Well, it really gives me pain to see how crappy hacks, like setting
PYSPARK_DRIVER_PYTHON=jupyter, have been promoted to "solutions" and tend now to become standard practices, despite the fact that they evidently lead to ugly outcomes, like typing
pyspark and ending up with a Jupyter notebook instead of a PySpark shell, plus yet-unseen problems lurking downstream, such as when you try to use
spark-submit with the above settings... :(
(Don't get me wrong, it is not your fault and I am not blaming you; I have seen dozens of posts here at SO where this "solution" has been proposed, accepted, and upvoted...).
At the time of writing (Dec 2017), there is one and only one proper way to customize a Jupyter notebook in order to work with other languages (PySpark here), and this is the use of Jupyter kernels.

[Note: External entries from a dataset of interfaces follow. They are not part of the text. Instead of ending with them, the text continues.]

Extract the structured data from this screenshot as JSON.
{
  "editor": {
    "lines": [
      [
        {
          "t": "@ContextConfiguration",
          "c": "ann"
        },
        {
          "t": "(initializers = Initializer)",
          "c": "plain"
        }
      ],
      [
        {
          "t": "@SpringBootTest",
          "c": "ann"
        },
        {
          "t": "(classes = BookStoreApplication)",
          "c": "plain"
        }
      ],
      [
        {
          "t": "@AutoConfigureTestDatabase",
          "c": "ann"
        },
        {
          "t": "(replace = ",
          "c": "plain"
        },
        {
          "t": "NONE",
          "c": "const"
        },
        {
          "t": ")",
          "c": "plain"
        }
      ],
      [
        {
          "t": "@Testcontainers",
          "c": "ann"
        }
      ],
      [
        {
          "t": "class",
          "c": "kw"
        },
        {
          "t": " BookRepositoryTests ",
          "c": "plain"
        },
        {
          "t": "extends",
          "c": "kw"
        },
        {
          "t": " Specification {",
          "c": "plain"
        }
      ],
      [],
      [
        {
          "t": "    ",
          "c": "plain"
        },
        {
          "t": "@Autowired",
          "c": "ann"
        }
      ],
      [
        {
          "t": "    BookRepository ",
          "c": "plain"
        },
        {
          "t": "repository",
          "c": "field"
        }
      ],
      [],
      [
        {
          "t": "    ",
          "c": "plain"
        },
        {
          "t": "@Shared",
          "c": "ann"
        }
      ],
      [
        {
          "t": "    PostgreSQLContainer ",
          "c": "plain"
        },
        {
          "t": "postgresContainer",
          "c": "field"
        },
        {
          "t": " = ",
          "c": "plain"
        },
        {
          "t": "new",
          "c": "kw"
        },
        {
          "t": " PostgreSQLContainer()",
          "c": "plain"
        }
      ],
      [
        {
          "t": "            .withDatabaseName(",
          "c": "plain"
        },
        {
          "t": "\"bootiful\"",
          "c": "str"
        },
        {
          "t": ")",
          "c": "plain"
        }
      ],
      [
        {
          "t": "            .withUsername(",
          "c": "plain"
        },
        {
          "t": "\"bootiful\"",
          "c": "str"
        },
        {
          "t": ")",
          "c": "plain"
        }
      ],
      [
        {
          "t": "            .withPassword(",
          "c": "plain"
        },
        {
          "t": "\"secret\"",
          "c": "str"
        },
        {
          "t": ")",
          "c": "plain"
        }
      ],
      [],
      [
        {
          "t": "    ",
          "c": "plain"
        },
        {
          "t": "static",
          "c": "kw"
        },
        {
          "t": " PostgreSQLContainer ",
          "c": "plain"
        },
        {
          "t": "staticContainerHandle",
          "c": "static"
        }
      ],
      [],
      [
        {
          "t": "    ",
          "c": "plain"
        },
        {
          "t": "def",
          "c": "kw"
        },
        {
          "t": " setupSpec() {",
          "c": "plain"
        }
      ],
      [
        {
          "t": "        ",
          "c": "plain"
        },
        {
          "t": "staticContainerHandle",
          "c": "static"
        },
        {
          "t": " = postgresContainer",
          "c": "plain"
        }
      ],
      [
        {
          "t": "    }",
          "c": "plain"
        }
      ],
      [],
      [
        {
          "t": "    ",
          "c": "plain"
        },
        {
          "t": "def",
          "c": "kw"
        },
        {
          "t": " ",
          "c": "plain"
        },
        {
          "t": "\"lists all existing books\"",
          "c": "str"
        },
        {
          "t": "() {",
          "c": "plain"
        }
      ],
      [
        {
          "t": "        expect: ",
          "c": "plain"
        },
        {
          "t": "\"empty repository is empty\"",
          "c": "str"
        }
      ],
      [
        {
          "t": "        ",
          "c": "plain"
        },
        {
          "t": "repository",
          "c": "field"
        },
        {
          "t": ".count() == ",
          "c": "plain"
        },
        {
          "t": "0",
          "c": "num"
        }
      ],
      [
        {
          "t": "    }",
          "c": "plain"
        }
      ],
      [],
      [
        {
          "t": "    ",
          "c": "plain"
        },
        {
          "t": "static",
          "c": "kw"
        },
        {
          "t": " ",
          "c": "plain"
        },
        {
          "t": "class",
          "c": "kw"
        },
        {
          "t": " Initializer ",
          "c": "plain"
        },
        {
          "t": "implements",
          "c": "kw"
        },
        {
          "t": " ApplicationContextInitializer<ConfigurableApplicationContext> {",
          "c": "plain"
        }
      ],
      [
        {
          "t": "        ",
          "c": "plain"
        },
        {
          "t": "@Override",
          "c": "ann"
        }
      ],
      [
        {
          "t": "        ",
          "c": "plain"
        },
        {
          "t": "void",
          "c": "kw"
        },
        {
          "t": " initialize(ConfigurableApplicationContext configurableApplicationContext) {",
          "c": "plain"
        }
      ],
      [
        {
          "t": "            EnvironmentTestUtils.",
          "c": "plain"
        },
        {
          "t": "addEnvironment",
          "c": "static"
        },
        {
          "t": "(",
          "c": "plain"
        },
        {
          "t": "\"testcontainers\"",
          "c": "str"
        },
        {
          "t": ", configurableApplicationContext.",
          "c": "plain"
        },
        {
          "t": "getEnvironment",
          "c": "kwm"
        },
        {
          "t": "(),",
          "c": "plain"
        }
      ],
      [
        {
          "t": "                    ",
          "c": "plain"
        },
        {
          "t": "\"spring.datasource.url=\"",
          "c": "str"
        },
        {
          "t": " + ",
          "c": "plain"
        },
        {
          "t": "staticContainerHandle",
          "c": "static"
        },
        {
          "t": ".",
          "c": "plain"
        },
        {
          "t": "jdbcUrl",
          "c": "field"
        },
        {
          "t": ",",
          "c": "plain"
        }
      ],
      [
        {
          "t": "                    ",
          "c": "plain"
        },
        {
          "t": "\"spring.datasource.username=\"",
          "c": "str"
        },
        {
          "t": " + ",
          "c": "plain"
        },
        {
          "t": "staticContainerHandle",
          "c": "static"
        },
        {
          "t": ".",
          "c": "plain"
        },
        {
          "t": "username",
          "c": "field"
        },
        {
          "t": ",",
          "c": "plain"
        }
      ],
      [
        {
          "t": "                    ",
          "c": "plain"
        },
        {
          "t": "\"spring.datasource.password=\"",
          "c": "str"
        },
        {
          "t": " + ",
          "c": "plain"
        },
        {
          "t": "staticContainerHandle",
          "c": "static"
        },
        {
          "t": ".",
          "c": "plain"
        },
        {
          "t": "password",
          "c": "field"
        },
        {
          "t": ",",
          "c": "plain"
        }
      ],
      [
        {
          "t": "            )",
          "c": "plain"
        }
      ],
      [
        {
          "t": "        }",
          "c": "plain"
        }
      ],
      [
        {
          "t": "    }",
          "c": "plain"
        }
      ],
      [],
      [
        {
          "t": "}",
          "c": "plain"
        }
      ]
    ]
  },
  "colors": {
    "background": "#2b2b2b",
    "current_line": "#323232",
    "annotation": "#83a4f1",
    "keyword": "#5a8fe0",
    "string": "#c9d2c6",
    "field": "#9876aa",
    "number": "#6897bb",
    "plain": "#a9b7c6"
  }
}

The first thing to do is run a
jupyter kernelspec list command, to get the list of any already available kernels in your machine; here is the result in my case (Ubuntu):
$ jupyter kernelspec list
The first kernel,
python2, is the "default" one coming with IPython (there is a great chance of this being the only one present in your system); as for the rest, I have 2 more Python kernels (
tensorflow), an R one (
ir), and two PySpark kernels for use with Spark 1.6 and Spark 2.0 respectively.
The entries of the list above are directories, and each one contains one single file, named
kernel.json. Let's see the contents of this file for my
"display_name": "PySpark (Spark 2.0)",
I have not bothered to change my details to
/my/path/to etc., and you can already see that there are some differences between our cases (I use Intel Python 2.7, and not Anaconda Python 3), but hopefully you get the idea (BTW, don't worry about the
connection_file - I don't use one either).
Now, the easiest way for you would be to manually do the necessary changes (paths only) to my above shown kernel and save it in a new subfolder of the
.../jupyter/kernels directory (that way, it should be visible if you run again a
jupyter kernelspec list command). And if you think this approach is also a hack, well, I would agree with you, but it is the one recommended in the Jupyter documentation (page 12):
However, there isn’t a great way to modify the kernelspecs. One approach uses
jupyter kernelspec list to find the
kernel.json file and then modifies it, e.g.
kernels/python3/kernel.json, by hand.
If you don't have already a
.../jupyter/kernels folder, you can still install a new kernel using
jupyter kernelspec install - haven't tried it, but have a look at this SO answer.
Finally, don't forget to remove all the PySpark-related environment variables from your bash profile (leaving only
SPARK_HOME should be OK). And confirm that, when you type
pyspark, you find yourself with a PySpark shell, as it should be, and not with a Jupyter notebook...
UPDATE (after comment): If you want to pass command-line arguments to PySpark, you should add the
PYSPARK_SUBMIT_ARGS setting under
env; for example, here is the last line of my respective kernel file for Spark 1.6.0, where we still had to use the external spark-csv package for reading CSV files:
"PYSPARK_SUBMIT_ARGS": "--master local --packages com.databricks:spark-csv_2.10:1.4.0 pyspark-shell"